Oh, sorry. So, on landfill—

Yes, well, there's a different set of issues there. There are uncertainties around the quality of the data that you'd base the central forecast on, and, as I say, we don't have great administrative data on that score. You can think of some risks arising, for example, from—. The Welsh Government has included, as we haven't, an assumption about the potential taxation of illegal activity. That has been taken on board in the UK-wide context, but we've given it what is called a very high attrition rate—you assume that you might get some revenue from that to start with, but most of it has disappeared after a relatively short period of time. So, you're taking what you might think is a sort of prudent approach to not banking all of that and spending it straight away.

As I say, the other issue with this—with landfill—is, as we were discussing earlier, if you have the introduction of new infrastructure, that can make quite big differences over time. So, if a particular plant or incineration activity comes in earlier or later than expected, or not quite as efficiently as expected, all of that can move things around as well, so the same principles apply.

The point I was making is that, if you're 20 per cent out on that, you'll be talking about £4 million out of a Welsh Government budget that's somewhere over £15 billion.

Indeed, and what you're dealing with, with the devolved taxes, is a relatively small number with a widely different—. Clearly, income tax is much the most dominant share. The transactions tax is by no means insignificant, but also probably the most volatile and uncertain of them. Then the other two, while being more certain, are considerably smaller—or the other one, and then the aggregates levy would fall into a similar category if it gets over the line.

Exactly. So, yes.

Okay, I think on that we will conclude. We look forward to hearing more from you in future around income tax, I think is the conclusion from that. Thank you very much for coming to the committee this morning.

Well, thank you very much for the invitation—it's a pleasure to come, as always.

We're very grateful to see you in person as well, and wish you a very happy Christmas—Nadolig llawen, as we say.

Thank you very much indeed, and to you too.
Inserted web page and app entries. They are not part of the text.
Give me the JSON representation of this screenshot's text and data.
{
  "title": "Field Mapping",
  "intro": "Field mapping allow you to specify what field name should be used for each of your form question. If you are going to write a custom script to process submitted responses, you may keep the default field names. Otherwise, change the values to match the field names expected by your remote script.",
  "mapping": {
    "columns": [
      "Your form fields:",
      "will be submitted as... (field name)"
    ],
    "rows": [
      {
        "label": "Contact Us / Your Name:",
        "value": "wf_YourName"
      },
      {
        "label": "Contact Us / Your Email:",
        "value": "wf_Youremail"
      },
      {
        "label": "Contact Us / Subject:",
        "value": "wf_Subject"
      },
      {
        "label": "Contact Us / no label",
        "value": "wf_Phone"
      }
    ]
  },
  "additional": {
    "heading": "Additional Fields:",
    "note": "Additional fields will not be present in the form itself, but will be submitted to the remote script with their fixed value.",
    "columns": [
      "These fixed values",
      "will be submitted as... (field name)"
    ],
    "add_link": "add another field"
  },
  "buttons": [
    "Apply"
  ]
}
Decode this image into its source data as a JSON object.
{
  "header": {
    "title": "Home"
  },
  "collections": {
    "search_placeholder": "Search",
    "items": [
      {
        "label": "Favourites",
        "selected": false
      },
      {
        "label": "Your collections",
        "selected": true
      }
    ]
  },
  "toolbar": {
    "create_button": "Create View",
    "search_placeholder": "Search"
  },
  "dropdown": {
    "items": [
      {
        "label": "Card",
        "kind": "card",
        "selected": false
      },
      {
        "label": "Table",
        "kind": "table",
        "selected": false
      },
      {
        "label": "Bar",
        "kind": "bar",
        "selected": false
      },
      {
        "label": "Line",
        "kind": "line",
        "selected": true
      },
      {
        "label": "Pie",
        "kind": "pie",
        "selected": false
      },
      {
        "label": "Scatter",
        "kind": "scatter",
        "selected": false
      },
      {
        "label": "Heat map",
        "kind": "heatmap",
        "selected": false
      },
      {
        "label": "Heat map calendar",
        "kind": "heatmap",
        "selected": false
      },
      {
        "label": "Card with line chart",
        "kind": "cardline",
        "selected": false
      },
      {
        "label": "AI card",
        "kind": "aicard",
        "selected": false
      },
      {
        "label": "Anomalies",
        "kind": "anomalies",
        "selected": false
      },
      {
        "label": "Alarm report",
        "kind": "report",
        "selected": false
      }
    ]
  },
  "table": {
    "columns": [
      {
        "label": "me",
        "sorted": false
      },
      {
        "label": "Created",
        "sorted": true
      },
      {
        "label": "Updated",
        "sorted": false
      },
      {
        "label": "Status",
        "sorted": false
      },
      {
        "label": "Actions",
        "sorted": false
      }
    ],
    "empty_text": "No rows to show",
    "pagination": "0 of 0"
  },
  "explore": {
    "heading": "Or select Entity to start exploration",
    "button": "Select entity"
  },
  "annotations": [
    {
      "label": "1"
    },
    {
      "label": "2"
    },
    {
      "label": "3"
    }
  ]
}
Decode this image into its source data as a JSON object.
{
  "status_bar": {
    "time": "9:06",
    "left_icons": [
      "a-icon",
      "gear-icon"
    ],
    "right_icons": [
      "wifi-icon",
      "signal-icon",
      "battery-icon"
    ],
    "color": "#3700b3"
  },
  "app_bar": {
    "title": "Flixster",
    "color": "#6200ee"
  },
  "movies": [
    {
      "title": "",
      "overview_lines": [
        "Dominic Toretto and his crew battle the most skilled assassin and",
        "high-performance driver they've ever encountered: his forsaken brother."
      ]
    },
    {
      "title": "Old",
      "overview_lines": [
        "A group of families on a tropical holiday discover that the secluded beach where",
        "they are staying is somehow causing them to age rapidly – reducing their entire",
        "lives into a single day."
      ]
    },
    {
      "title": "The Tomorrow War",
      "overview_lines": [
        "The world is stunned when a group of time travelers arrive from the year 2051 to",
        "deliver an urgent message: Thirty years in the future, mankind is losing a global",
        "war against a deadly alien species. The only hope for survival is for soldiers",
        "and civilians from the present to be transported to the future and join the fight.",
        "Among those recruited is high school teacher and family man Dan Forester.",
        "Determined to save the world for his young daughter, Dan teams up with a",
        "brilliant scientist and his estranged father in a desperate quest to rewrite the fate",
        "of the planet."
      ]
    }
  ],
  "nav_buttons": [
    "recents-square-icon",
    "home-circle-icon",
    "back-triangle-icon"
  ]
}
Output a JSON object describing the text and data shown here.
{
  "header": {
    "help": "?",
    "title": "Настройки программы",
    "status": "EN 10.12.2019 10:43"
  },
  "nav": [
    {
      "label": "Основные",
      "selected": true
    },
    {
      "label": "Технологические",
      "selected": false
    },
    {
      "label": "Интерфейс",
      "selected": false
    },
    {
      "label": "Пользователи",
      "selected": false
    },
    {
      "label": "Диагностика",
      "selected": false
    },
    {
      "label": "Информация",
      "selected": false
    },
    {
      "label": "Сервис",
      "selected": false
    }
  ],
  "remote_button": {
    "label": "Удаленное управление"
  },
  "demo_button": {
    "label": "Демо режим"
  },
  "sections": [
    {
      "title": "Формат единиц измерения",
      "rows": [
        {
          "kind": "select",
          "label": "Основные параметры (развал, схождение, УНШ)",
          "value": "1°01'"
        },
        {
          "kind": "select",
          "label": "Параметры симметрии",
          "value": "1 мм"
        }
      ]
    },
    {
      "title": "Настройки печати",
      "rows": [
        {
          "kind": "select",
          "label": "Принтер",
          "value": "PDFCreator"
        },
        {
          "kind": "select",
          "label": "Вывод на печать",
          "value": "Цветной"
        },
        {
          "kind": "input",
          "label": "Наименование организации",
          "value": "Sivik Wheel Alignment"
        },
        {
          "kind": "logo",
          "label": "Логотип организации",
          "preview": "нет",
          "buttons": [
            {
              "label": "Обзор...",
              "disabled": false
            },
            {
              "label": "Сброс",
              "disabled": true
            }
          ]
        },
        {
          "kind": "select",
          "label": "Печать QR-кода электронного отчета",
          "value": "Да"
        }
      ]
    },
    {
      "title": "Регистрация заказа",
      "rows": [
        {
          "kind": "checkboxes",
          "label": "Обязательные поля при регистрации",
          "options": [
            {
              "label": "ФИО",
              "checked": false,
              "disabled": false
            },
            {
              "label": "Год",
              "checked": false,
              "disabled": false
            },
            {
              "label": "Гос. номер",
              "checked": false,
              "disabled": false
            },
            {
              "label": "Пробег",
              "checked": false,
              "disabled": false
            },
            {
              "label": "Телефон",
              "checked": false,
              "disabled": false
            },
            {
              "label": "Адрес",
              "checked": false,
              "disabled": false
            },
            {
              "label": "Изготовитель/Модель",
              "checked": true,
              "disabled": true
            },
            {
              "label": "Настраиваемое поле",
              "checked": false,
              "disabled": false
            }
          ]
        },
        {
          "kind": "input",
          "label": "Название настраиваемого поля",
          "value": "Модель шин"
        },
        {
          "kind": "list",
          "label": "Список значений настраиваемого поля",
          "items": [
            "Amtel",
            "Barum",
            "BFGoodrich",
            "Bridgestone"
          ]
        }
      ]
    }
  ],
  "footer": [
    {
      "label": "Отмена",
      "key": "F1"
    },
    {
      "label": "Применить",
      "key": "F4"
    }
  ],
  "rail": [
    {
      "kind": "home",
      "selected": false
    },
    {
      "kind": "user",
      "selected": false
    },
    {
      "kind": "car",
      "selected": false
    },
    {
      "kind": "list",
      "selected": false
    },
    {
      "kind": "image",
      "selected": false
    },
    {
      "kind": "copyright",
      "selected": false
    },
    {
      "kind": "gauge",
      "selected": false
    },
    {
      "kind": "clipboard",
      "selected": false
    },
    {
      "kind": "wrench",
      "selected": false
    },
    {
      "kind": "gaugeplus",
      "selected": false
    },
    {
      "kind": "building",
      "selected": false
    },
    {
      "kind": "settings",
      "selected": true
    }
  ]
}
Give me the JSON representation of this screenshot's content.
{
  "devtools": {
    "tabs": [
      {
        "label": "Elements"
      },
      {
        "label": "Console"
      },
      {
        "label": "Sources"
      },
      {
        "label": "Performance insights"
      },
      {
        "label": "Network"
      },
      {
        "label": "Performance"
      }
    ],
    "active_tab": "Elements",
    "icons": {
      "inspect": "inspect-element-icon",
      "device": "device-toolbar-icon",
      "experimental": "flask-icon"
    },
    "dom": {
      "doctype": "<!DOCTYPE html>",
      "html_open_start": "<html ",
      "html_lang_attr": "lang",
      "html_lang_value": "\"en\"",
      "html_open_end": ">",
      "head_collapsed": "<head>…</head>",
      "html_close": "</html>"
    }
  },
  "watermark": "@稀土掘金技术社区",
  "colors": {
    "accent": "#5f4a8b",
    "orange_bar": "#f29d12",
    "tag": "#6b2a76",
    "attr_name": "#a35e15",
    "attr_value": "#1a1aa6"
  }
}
Nadolig llawen to everyone else on the committee as well. We shall see you in this committee in the new year. Okay. Diolch.

Daeth y cyfarfod i ben am 12:24.

The meeting ended at 12:24.